All lines containing the string "title" must be copied from the entries.

◆ ◆ ◆ ◆

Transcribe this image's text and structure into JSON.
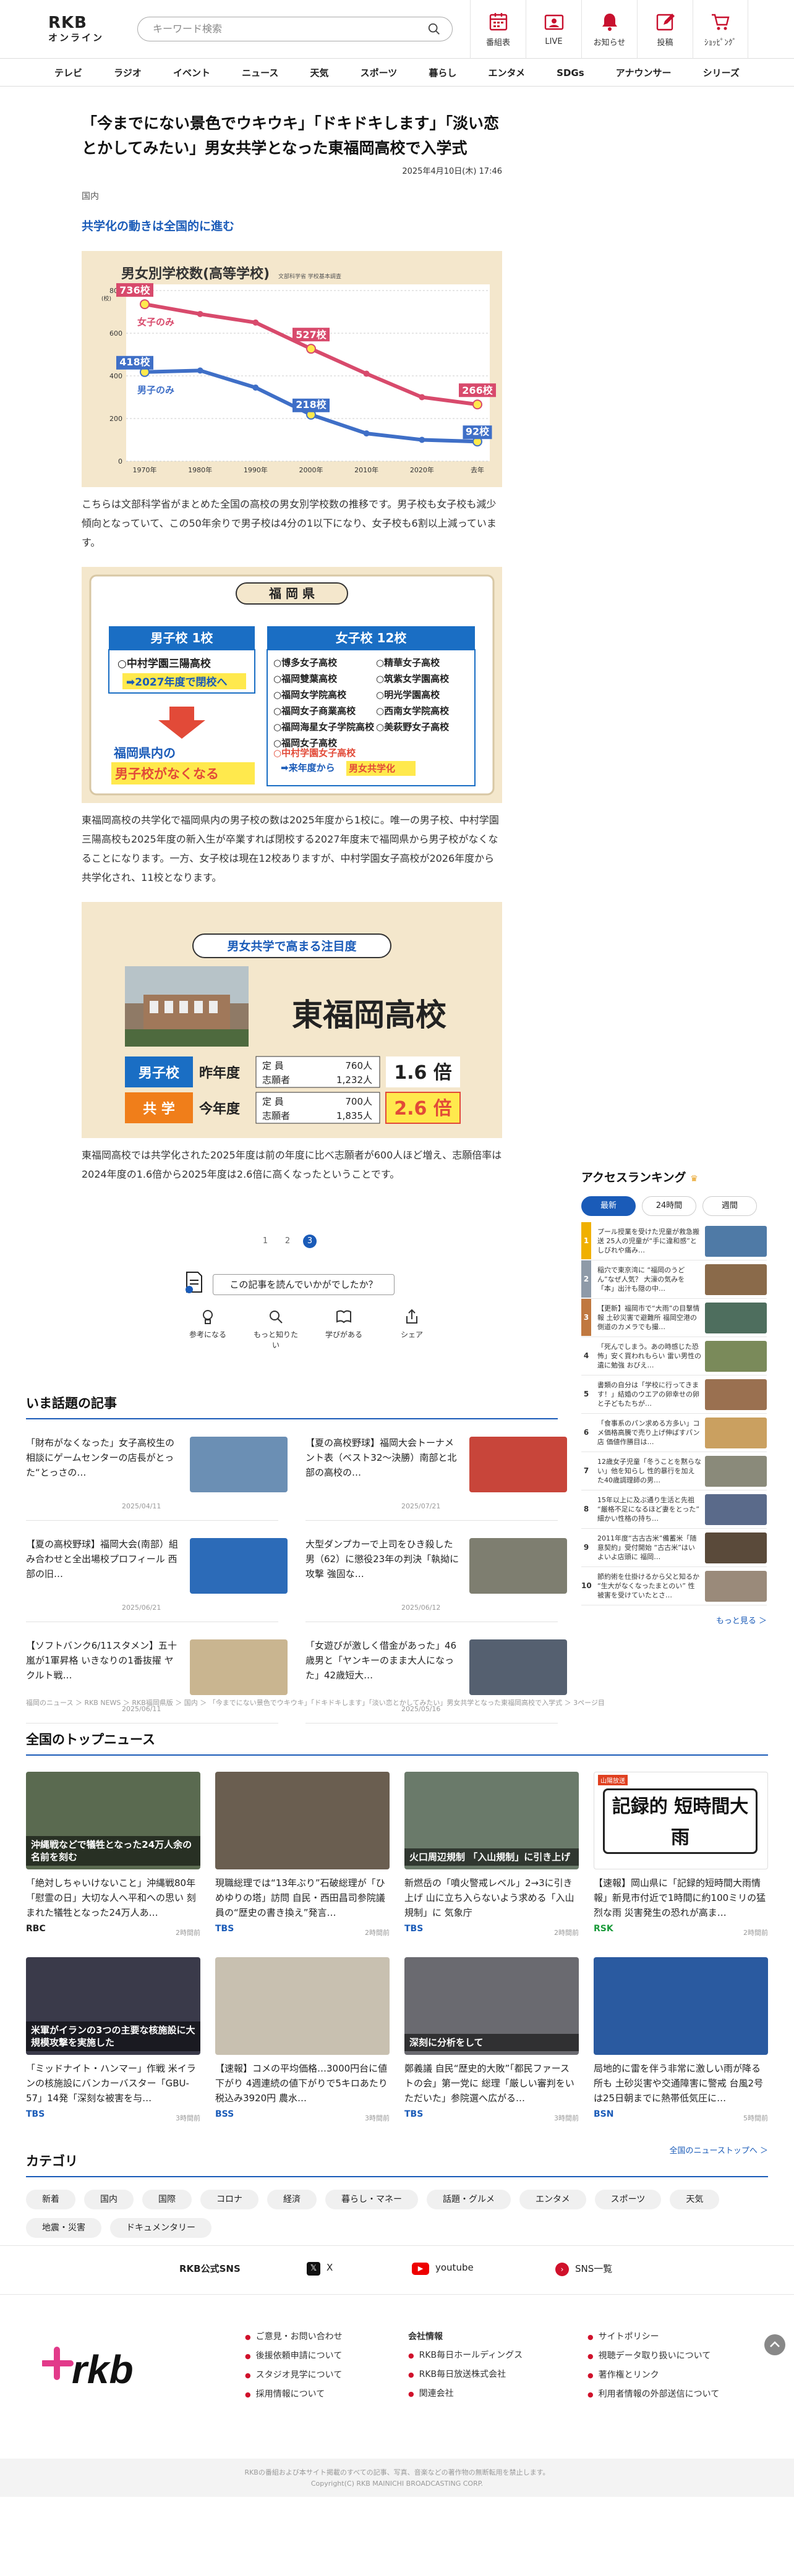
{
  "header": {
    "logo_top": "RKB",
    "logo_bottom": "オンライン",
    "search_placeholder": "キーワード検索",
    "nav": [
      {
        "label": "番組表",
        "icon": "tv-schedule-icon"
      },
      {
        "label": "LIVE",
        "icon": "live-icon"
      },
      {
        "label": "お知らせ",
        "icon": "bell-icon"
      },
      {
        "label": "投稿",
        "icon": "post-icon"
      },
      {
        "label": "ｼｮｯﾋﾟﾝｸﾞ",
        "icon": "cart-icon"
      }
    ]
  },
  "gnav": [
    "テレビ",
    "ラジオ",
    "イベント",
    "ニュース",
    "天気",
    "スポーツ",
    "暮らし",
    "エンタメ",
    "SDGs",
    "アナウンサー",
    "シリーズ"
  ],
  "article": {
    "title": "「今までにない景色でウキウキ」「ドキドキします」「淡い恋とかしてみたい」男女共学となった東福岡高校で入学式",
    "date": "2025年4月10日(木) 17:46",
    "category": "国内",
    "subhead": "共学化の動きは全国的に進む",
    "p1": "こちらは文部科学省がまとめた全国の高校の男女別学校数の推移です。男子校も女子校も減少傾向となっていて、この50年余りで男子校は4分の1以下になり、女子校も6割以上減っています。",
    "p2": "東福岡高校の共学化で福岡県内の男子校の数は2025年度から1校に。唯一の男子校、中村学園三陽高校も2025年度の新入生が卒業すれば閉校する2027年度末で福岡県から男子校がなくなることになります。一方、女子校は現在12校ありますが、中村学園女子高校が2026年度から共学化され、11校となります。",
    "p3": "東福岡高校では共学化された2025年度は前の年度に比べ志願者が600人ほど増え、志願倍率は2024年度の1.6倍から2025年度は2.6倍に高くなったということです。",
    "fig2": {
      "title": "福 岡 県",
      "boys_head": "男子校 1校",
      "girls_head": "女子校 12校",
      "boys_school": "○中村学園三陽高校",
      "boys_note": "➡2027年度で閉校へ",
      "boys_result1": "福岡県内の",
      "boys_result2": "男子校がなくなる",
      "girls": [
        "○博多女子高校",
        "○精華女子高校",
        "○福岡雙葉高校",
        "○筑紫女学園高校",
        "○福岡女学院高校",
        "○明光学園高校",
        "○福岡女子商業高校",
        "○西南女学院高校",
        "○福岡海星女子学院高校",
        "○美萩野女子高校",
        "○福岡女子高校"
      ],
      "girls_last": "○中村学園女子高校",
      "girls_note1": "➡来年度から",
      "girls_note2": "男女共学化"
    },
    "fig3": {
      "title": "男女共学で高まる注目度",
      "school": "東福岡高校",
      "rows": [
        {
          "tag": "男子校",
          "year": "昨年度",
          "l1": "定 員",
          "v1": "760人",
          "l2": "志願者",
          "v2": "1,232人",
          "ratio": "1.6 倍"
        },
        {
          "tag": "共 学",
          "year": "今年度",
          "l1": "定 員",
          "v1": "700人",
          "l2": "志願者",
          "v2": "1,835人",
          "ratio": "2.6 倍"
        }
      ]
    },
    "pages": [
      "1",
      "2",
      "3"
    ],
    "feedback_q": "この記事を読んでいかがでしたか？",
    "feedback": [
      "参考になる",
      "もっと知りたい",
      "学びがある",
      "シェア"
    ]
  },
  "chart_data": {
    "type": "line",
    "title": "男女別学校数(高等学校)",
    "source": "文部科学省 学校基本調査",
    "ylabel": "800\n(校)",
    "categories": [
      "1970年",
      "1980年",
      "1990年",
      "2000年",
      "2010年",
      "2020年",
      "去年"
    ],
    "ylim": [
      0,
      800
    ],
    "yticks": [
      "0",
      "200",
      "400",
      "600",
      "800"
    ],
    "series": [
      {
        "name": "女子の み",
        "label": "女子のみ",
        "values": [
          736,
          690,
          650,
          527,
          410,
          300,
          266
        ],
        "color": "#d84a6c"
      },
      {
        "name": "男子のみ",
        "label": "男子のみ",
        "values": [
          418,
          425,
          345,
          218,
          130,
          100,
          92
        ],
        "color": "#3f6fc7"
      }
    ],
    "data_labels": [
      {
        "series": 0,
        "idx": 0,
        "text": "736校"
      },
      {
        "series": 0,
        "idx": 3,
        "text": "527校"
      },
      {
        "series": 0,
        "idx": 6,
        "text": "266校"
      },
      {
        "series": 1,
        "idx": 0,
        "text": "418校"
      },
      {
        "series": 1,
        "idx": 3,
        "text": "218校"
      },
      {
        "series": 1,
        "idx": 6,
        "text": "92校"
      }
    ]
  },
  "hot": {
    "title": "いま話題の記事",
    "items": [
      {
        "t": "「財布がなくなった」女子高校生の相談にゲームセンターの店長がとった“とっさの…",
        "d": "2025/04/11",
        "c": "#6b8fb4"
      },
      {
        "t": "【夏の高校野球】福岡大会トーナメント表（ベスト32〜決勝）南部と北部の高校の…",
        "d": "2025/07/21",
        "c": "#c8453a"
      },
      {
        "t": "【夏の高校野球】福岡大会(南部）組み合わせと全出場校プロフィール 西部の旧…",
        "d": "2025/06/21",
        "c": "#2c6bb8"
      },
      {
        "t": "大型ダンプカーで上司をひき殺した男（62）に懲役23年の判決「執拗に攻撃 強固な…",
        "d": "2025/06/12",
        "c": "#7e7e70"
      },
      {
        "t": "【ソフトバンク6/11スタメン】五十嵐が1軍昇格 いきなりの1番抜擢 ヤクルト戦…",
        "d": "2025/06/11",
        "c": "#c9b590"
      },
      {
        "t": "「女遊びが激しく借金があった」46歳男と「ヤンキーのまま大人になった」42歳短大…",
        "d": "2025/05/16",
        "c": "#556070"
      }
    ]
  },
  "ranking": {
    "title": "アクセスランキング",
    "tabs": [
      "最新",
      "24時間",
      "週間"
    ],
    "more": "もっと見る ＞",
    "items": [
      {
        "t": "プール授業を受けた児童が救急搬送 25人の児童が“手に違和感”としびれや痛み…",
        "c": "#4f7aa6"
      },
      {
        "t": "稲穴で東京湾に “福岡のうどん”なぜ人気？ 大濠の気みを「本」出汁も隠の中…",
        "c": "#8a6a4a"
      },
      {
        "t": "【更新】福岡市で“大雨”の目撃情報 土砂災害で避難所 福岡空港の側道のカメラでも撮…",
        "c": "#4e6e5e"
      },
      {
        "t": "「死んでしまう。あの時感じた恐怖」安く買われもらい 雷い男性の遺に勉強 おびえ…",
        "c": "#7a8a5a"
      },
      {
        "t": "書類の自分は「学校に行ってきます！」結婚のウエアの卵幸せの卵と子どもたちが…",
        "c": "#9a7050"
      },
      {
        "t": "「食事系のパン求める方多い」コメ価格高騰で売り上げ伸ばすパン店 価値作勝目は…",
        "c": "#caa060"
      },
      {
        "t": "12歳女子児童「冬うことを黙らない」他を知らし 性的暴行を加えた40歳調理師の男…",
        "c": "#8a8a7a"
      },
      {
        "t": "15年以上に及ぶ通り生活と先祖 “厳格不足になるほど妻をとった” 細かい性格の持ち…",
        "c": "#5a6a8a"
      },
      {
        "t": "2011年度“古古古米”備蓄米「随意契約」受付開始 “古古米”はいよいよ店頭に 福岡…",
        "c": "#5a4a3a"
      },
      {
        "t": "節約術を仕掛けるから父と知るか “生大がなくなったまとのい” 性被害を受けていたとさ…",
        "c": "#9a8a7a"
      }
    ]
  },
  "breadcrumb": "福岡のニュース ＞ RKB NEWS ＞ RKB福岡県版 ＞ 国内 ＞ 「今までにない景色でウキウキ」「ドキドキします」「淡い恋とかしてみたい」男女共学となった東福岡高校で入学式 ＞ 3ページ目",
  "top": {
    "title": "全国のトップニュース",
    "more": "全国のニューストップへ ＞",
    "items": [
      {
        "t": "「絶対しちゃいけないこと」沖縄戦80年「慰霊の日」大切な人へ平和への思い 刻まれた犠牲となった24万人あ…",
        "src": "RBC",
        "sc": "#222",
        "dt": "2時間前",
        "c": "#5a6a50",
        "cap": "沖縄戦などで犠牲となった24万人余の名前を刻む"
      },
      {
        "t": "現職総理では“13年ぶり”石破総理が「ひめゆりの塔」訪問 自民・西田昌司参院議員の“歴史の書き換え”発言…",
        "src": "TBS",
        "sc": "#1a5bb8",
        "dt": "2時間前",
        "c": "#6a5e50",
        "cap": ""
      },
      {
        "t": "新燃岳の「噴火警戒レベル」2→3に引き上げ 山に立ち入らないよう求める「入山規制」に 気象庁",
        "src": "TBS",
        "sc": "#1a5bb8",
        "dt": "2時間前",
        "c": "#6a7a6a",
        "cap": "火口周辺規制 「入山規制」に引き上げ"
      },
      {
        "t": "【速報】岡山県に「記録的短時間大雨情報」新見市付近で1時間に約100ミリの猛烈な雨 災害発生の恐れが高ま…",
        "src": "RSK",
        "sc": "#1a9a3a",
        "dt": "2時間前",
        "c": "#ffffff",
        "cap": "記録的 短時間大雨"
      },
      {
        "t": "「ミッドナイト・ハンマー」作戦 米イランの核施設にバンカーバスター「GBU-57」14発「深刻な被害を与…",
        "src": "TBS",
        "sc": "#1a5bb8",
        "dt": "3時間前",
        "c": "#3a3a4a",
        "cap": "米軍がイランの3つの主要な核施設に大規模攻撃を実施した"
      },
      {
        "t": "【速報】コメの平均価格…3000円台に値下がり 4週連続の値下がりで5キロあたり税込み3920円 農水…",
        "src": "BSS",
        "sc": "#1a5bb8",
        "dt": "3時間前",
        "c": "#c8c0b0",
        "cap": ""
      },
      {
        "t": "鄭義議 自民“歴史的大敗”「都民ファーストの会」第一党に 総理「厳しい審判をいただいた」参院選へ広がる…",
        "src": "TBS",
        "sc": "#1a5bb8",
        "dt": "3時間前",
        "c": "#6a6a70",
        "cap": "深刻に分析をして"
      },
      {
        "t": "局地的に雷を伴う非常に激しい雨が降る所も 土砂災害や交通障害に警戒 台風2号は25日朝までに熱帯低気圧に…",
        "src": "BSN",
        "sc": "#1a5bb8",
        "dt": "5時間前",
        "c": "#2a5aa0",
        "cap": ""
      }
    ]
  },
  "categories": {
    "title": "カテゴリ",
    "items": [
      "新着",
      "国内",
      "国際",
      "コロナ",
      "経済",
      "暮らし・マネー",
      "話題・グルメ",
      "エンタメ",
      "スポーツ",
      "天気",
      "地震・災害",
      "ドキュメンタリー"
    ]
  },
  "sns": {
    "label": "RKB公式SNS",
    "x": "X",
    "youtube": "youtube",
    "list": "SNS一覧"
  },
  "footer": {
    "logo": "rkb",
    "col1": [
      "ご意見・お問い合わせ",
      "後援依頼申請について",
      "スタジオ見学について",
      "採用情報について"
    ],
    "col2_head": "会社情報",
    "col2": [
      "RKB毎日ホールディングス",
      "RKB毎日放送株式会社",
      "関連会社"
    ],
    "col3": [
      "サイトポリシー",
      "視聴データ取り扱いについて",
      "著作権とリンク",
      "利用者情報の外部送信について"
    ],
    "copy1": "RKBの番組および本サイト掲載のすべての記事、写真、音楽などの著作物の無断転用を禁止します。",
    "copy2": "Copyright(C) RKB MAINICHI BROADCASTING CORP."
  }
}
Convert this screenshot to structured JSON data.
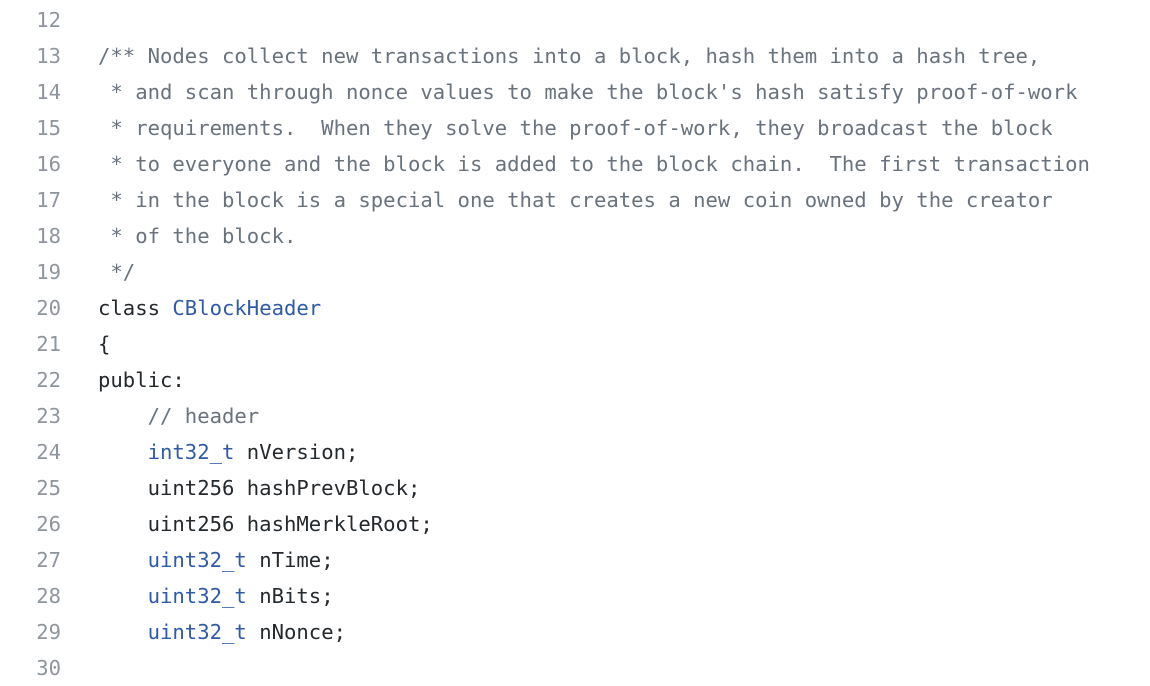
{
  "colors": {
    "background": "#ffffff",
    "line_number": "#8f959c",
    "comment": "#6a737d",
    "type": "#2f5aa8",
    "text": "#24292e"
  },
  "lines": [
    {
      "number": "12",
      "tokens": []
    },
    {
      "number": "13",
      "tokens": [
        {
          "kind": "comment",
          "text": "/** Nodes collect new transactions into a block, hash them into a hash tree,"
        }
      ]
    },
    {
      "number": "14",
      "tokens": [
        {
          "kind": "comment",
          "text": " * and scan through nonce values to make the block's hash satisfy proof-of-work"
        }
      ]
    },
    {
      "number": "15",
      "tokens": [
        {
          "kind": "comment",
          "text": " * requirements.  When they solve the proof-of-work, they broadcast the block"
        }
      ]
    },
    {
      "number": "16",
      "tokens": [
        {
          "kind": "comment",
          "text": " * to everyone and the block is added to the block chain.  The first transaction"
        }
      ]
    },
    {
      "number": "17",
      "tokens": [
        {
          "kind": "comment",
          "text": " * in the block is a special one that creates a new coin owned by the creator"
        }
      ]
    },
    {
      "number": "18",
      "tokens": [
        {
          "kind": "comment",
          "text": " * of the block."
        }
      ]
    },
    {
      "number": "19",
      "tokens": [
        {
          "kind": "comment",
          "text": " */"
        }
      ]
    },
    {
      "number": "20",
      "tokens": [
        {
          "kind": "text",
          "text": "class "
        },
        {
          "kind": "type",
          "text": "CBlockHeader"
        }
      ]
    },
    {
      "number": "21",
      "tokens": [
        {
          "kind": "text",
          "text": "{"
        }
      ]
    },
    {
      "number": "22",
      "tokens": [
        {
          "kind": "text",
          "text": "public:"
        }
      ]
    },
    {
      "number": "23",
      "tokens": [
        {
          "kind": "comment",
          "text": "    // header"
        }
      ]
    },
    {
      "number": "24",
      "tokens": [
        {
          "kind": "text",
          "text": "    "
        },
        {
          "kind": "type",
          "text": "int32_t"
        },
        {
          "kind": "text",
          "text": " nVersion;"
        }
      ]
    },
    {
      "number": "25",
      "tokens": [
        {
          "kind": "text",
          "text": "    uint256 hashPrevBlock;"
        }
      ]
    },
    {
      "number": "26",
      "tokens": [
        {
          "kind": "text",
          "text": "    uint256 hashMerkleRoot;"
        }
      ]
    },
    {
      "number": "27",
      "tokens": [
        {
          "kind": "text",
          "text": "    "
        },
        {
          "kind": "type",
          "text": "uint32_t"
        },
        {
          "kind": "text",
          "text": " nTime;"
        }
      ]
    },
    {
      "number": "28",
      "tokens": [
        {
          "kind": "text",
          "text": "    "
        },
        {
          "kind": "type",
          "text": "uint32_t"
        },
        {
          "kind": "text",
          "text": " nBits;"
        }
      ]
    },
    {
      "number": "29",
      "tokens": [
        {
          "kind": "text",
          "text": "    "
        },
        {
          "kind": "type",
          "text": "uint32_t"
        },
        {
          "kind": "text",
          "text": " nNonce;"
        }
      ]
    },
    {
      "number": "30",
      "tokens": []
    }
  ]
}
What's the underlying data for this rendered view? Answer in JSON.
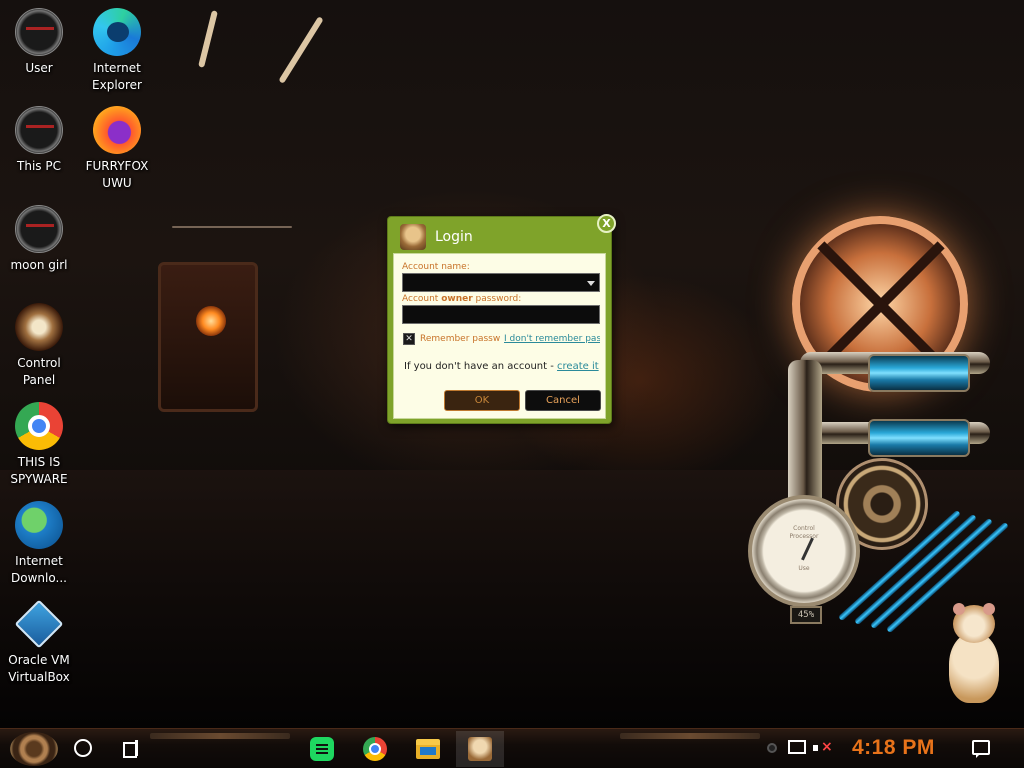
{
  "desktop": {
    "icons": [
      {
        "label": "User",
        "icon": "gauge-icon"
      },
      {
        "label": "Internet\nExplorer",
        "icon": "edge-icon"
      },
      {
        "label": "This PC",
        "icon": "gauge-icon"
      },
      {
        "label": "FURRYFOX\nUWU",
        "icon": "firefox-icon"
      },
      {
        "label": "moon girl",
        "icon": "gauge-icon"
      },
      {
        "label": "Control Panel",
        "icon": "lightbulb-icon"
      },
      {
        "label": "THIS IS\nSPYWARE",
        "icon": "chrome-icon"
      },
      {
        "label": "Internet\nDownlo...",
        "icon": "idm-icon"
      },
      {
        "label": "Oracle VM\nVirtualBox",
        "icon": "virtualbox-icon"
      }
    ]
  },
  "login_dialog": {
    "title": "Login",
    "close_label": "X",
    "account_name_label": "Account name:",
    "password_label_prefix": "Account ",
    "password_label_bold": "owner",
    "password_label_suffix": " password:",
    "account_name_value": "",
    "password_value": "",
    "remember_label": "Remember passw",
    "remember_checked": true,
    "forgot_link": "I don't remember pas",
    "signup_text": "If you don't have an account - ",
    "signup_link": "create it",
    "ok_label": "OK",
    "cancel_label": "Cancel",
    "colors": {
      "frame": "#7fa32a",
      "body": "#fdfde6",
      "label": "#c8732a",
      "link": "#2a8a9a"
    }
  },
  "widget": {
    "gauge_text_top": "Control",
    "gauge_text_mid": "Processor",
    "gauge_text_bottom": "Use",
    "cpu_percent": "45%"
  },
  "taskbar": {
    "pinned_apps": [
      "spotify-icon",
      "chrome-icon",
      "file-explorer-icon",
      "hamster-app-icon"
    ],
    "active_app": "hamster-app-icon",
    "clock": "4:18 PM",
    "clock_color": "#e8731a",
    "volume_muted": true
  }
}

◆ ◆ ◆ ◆

* _RESULT FOR THIS EXERCISE_:
    "title": "「今までにない景色でウキウキ」「ドキドキします」「淡い恋とかしてみたい」男女共学となった東福岡高校で入学式",
      "title": "福 岡 県",
      "title": "男女共学で高まる注目度",
    "title": "男女別学校数(高等学校)",
    "title": "いま話題の記事",
    "title": "アクセスランキング",
    "title": "全国のトップニュース",
    "title": "カテゴリ",
    "title": "Login",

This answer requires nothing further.